The research identifies titres of these antibodies that provide effectiveness at various levels of protection, although the confidence intervals are often broad. The results are based on 171 infections and over 1,000 uninfected cases, with infections involving predominantly the Alpha variant. The paper was published in Nature Medicine.

Viral loads can be similar in vaccinated and unvaccinated people

Several studies report high viral levels in vaccinated but infected people.

A US study reports that viral loads did not differ between vaccinated and unvaccinated cases, nor between symptomatic and asymptomatic Delta variant infections. This was based on the median number of PCR cycles to yield a positive result and included 869 positive samples. 

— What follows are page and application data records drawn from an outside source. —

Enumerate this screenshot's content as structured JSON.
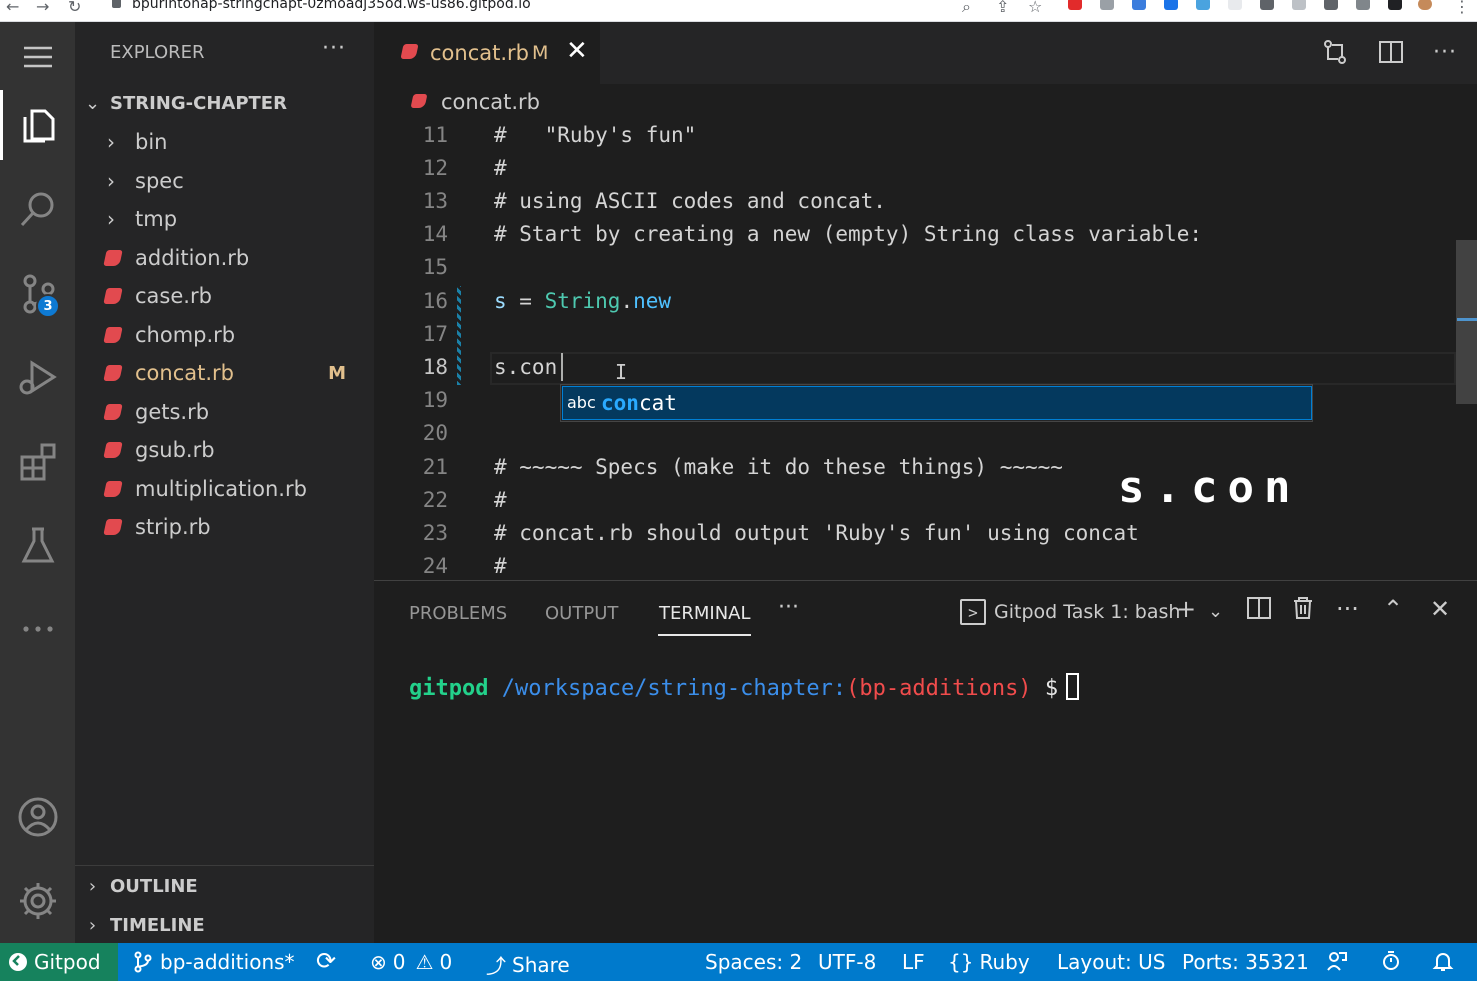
{
  "browser": {
    "url": "bpurintonap-stringchapt-0zmoadj35od.ws-us86.gitpod.io"
  },
  "activity_bar": {
    "source_control_badge": "3"
  },
  "explorer": {
    "title": "EXPLORER",
    "root_folder": "STRING-CHAPTER",
    "folders": [
      "bin",
      "spec",
      "tmp"
    ],
    "files": [
      {
        "name": "addition.rb",
        "status": ""
      },
      {
        "name": "case.rb",
        "status": ""
      },
      {
        "name": "chomp.rb",
        "status": ""
      },
      {
        "name": "concat.rb",
        "status": "M"
      },
      {
        "name": "gets.rb",
        "status": ""
      },
      {
        "name": "gsub.rb",
        "status": ""
      },
      {
        "name": "multiplication.rb",
        "status": ""
      },
      {
        "name": "strip.rb",
        "status": ""
      }
    ],
    "outline_label": "OUTLINE",
    "timeline_label": "TIMELINE"
  },
  "editor": {
    "tab_name": "concat.rb",
    "tab_status": "M",
    "breadcrumb": "concat.rb",
    "lines": [
      {
        "n": "11",
        "text": "#   \"Ruby's fun\""
      },
      {
        "n": "12",
        "text": "#"
      },
      {
        "n": "13",
        "text": "# using ASCII codes and concat."
      },
      {
        "n": "14",
        "text": "# Start by creating a new (empty) String class variable:"
      },
      {
        "n": "15",
        "text": ""
      },
      {
        "n": "16",
        "var": "s",
        "op": " = ",
        "cls": "String",
        "dot": ".",
        "fn": "new"
      },
      {
        "n": "17",
        "text": ""
      },
      {
        "n": "18",
        "text": "s.con"
      },
      {
        "n": "19",
        "text": ""
      },
      {
        "n": "20",
        "text": ""
      },
      {
        "n": "21",
        "text": "# ~~~~~ Specs (make it do these things) ~~~~~"
      },
      {
        "n": "22",
        "text": "#"
      },
      {
        "n": "23",
        "text": "# concat.rb should output 'Ruby's fun' using concat"
      },
      {
        "n": "24",
        "text": "#"
      }
    ],
    "suggestion": {
      "kind_label": "abc",
      "match": "con",
      "rest": "cat"
    },
    "keystroke_overlay": "s.con"
  },
  "panel": {
    "tabs": [
      "PROBLEMS",
      "OUTPUT",
      "TERMINAL"
    ],
    "active_tab": "TERMINAL",
    "terminal_selector": "Gitpod Task 1: bash",
    "prompt": {
      "user": "gitpod",
      "path": "/workspace/string-chapter",
      "colon": ":",
      "branch": "(bp-additions)",
      "dollar": "$"
    }
  },
  "statusbar": {
    "remote": "Gitpod",
    "branch": "bp-additions*",
    "errors": "0",
    "warnings": "0",
    "share": "Share",
    "spaces": "Spaces: 2",
    "encoding": "UTF-8",
    "eol": "LF",
    "language": "Ruby",
    "layout": "Layout: US",
    "ports": "Ports: 35321"
  },
  "colors": {
    "statusbar": "#007acc",
    "remote": "#16825d",
    "modified": "#e2c08d",
    "ruby_icon": "#e24a4f"
  }
}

There was considerable variation in the cycle threshold number between individuals regardless of vaccination and symptom status. The authors recommend that masks, social distancing and other measures should not be removed or reduced for vaccinated and asymptomatic people during outbreaks.

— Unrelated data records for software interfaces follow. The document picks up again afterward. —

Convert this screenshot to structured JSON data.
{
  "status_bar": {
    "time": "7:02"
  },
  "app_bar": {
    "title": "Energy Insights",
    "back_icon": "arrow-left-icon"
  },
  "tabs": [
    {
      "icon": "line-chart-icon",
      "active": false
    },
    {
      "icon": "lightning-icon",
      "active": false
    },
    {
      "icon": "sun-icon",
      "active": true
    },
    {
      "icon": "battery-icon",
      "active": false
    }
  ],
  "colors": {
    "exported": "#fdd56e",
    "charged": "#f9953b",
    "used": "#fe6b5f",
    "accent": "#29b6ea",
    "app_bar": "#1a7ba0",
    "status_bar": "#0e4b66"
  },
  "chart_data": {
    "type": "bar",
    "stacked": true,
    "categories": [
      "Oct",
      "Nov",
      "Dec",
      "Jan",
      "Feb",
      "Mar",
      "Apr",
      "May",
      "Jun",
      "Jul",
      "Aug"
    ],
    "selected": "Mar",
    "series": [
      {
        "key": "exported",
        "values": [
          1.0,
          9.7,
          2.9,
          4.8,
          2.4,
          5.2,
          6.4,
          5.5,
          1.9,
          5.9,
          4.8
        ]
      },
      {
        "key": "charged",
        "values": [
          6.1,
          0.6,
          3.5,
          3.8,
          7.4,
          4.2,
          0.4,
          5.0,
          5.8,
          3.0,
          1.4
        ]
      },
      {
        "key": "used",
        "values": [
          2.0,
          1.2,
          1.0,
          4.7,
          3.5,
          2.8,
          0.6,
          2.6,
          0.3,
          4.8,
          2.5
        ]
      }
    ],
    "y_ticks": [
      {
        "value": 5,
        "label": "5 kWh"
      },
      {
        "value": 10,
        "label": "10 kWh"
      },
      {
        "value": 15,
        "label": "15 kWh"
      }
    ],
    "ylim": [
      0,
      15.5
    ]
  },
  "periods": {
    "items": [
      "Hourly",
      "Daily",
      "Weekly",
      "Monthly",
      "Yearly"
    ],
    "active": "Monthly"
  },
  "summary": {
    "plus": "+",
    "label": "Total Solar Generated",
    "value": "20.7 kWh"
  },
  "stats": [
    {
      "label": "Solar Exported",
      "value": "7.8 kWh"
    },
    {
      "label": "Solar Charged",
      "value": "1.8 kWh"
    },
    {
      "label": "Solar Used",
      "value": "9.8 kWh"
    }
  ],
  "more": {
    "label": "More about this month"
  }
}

In the study “asymptomatic” was defined as not having symptoms at the time of testing, rather than never having symptoms. No information was provided on what vaccines were involved. The paper has not yet been peer reviewed.

A Vietnamese study of infected vaccinated healthcare workers found they carried high viral loads, and probably transmitted the virus between each other. They also had lower levels of neutralising antibodies, compared with vaccinated uninfected colleagues. However, antibody levels did not correlate with viral loads or severity of infection.

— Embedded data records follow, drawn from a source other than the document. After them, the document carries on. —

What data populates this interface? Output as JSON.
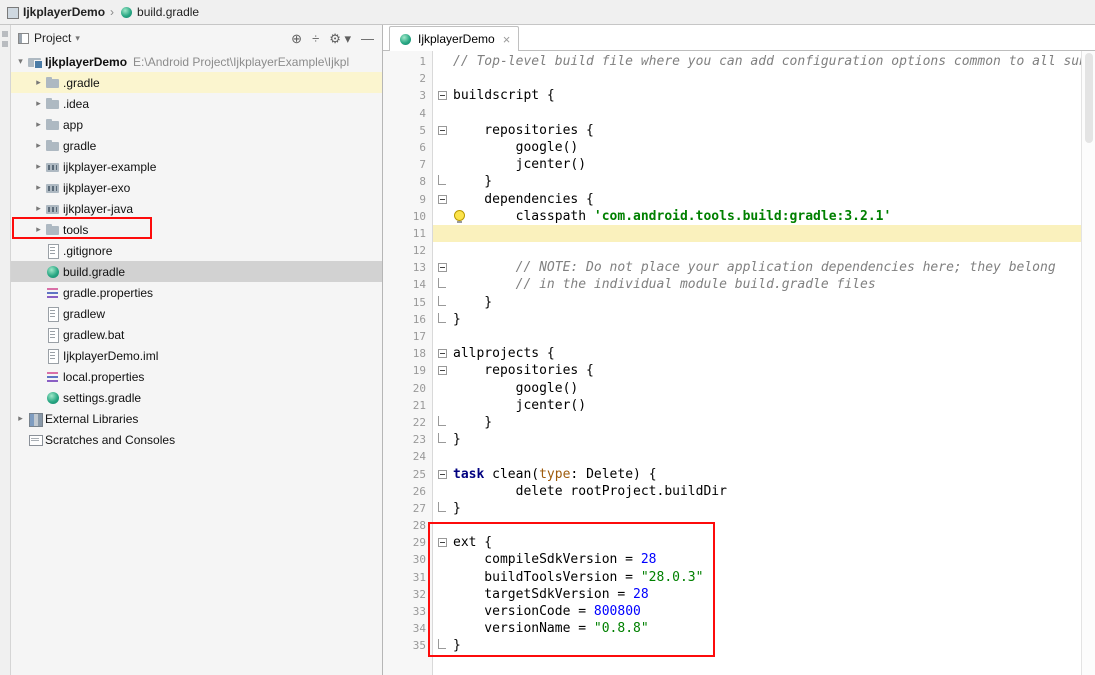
{
  "topbar": {
    "breadcrumbs": [
      {
        "label": "IjkplayerDemo"
      },
      {
        "label": "build.gradle"
      }
    ]
  },
  "project_panel": {
    "header": {
      "title": "Project",
      "icons": [
        "locate",
        "collapse-all",
        "settings",
        "hide"
      ]
    },
    "tree": [
      {
        "label": "IjkplayerDemo",
        "icon": "root",
        "indent": 0,
        "chevron": "down",
        "bold": true,
        "path": "E:\\Android Project\\IjkplayerExample\\Ijkpl"
      },
      {
        "label": ".gradle",
        "icon": "folder",
        "indent": 1,
        "chevron": "right",
        "highlighted": true
      },
      {
        "label": ".idea",
        "icon": "folder",
        "indent": 1,
        "chevron": "right"
      },
      {
        "label": "app",
        "icon": "folder",
        "indent": 1,
        "chevron": "right"
      },
      {
        "label": "gradle",
        "icon": "folder",
        "indent": 1,
        "chevron": "right"
      },
      {
        "label": "ijkplayer-example",
        "icon": "module",
        "indent": 1,
        "chevron": "right"
      },
      {
        "label": "ijkplayer-exo",
        "icon": "module",
        "indent": 1,
        "chevron": "right"
      },
      {
        "label": "ijkplayer-java",
        "icon": "module",
        "indent": 1,
        "chevron": "right"
      },
      {
        "label": "tools",
        "icon": "folder",
        "indent": 1,
        "chevron": "right",
        "boxed": true
      },
      {
        "label": ".gitignore",
        "icon": "file",
        "indent": 1
      },
      {
        "label": "build.gradle",
        "icon": "gradle",
        "indent": 1,
        "selected": true
      },
      {
        "label": "gradle.properties",
        "icon": "properties",
        "indent": 1
      },
      {
        "label": "gradlew",
        "icon": "file",
        "indent": 1
      },
      {
        "label": "gradlew.bat",
        "icon": "file",
        "indent": 1
      },
      {
        "label": "IjkplayerDemo.iml",
        "icon": "file",
        "indent": 1
      },
      {
        "label": "local.properties",
        "icon": "properties",
        "indent": 1
      },
      {
        "label": "settings.gradle",
        "icon": "gradle",
        "indent": 1
      },
      {
        "label": "External Libraries",
        "icon": "library",
        "indent": 0,
        "chevron": "right"
      },
      {
        "label": "Scratches and Consoles",
        "icon": "scratch",
        "indent": 0
      }
    ]
  },
  "editor": {
    "tab": {
      "title": "IjkplayerDemo",
      "icon": "gradle"
    },
    "lightbulb_line": 10,
    "caret_line": 11,
    "lines": [
      {
        "n": 1,
        "seg": [
          {
            "t": "// Top-level build file where you can add configuration options common to all sub",
            "c": "cm"
          }
        ]
      },
      {
        "n": 2,
        "seg": []
      },
      {
        "n": 3,
        "fold": "start",
        "seg": [
          {
            "t": "buildscript {"
          }
        ]
      },
      {
        "n": 4,
        "seg": []
      },
      {
        "n": 5,
        "fold": "start",
        "seg": [
          {
            "t": "    repositories {"
          }
        ]
      },
      {
        "n": 6,
        "seg": [
          {
            "t": "        google()"
          }
        ]
      },
      {
        "n": 7,
        "seg": [
          {
            "t": "        jcenter()"
          }
        ]
      },
      {
        "n": 8,
        "fold": "end",
        "seg": [
          {
            "t": "    }"
          }
        ]
      },
      {
        "n": 9,
        "fold": "start",
        "seg": [
          {
            "t": "    dependencies {"
          }
        ]
      },
      {
        "n": 10,
        "seg": [
          {
            "t": "        classpath "
          },
          {
            "t": "'com.android.tools.build:gradle:3.2.1'",
            "c": "strb"
          }
        ]
      },
      {
        "n": 11,
        "hl": true,
        "seg": []
      },
      {
        "n": 12,
        "seg": []
      },
      {
        "n": 13,
        "fold": "start",
        "seg": [
          {
            "t": "        // NOTE: Do not place your application dependencies here; they belong",
            "c": "cm"
          }
        ]
      },
      {
        "n": 14,
        "fold": "end",
        "seg": [
          {
            "t": "        // in the individual module build.gradle files",
            "c": "cm"
          }
        ]
      },
      {
        "n": 15,
        "fold": "end",
        "seg": [
          {
            "t": "    }"
          }
        ]
      },
      {
        "n": 16,
        "fold": "end",
        "seg": [
          {
            "t": "}"
          }
        ]
      },
      {
        "n": 17,
        "seg": []
      },
      {
        "n": 18,
        "fold": "start",
        "seg": [
          {
            "t": "allprojects {"
          }
        ]
      },
      {
        "n": 19,
        "fold": "start",
        "seg": [
          {
            "t": "    repositories {"
          }
        ]
      },
      {
        "n": 20,
        "seg": [
          {
            "t": "        google()"
          }
        ]
      },
      {
        "n": 21,
        "seg": [
          {
            "t": "        jcenter()"
          }
        ]
      },
      {
        "n": 22,
        "fold": "end",
        "seg": [
          {
            "t": "    }"
          }
        ]
      },
      {
        "n": 23,
        "fold": "end",
        "seg": [
          {
            "t": "}"
          }
        ]
      },
      {
        "n": 24,
        "seg": []
      },
      {
        "n": 25,
        "fold": "start",
        "seg": [
          {
            "t": "task ",
            "c": "kw"
          },
          {
            "t": "clean("
          },
          {
            "t": "type",
            "c": "arg"
          },
          {
            "t": ": Delete) {"
          }
        ]
      },
      {
        "n": 26,
        "seg": [
          {
            "t": "        delete rootProject.buildDir"
          }
        ]
      },
      {
        "n": 27,
        "fold": "end",
        "seg": [
          {
            "t": "}"
          }
        ]
      },
      {
        "n": 28,
        "seg": []
      },
      {
        "n": 29,
        "fold": "start",
        "seg": [
          {
            "t": "ext {"
          }
        ]
      },
      {
        "n": 30,
        "seg": [
          {
            "t": "    compileSdkVersion = "
          },
          {
            "t": "28",
            "c": "num"
          }
        ]
      },
      {
        "n": 31,
        "seg": [
          {
            "t": "    buildToolsVersion = "
          },
          {
            "t": "\"28.0.3\"",
            "c": "str"
          }
        ]
      },
      {
        "n": 32,
        "seg": [
          {
            "t": "    targetSdkVersion = "
          },
          {
            "t": "28",
            "c": "num"
          }
        ]
      },
      {
        "n": 33,
        "seg": [
          {
            "t": "    versionCode = "
          },
          {
            "t": "800800",
            "c": "num"
          }
        ]
      },
      {
        "n": 34,
        "seg": [
          {
            "t": "    versionName = "
          },
          {
            "t": "\"0.8.8\"",
            "c": "str"
          }
        ]
      },
      {
        "n": 35,
        "fold": "end",
        "seg": [
          {
            "t": "}"
          }
        ]
      }
    ]
  },
  "colors": {
    "annotation": "#fd0b0b",
    "selection": "#d2d2d2",
    "caret_line": "#faf1bd",
    "tree_highlight": "#fbf5cf",
    "string": "#008000",
    "number": "#0000ff",
    "keyword": "#000080",
    "comment": "#808080"
  }
}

Sequenced genomes all belonged to the Delta variant. Median viral loads were 251 times higher in symptomatic cases than levels for non-Delta variant infections in unvaccinated people in April and May 2020. Some of the infected workers tested positive for viral RNA for as long as 33 days, suggesting prolonged infections.

Participants were vaccinated with the AstraZeneca/Oxford vaccine, and 62 vaccinated infected workers were in the study. Mask wearing was not mandatory for these healthcare workers at the time. The paper has not yet been peer reviewed

An Italian study also found that infected vaccinated people can have high viral loads. Participants had received the Pfizer/BioNTech vaccine. Infectious virus was found in nasopharyngeal samples from both asymptomatic and symptomatic cases. 

Only 0.3% of 735,000 vaccinated tested positive after partial or complete vaccination. The study was undertaken before the Delta variant was common. The paper has not yet been peer reviewed

No safety surprises after third Pfizer vaccine shot

A small trial (with 300 participants) reports that reactions to a third Pfizer/BioNTech dose were similar to those seen after a second dose. The paper was published in Morbidity and Mortality Weekly Report.

The length of immunity from vaccines

A News Explainer in Nature discusses recent evidence about how long immunity to Covid-19 vaccines lasts, and the advantages and disadvantages of booster shots.

Other SMC resources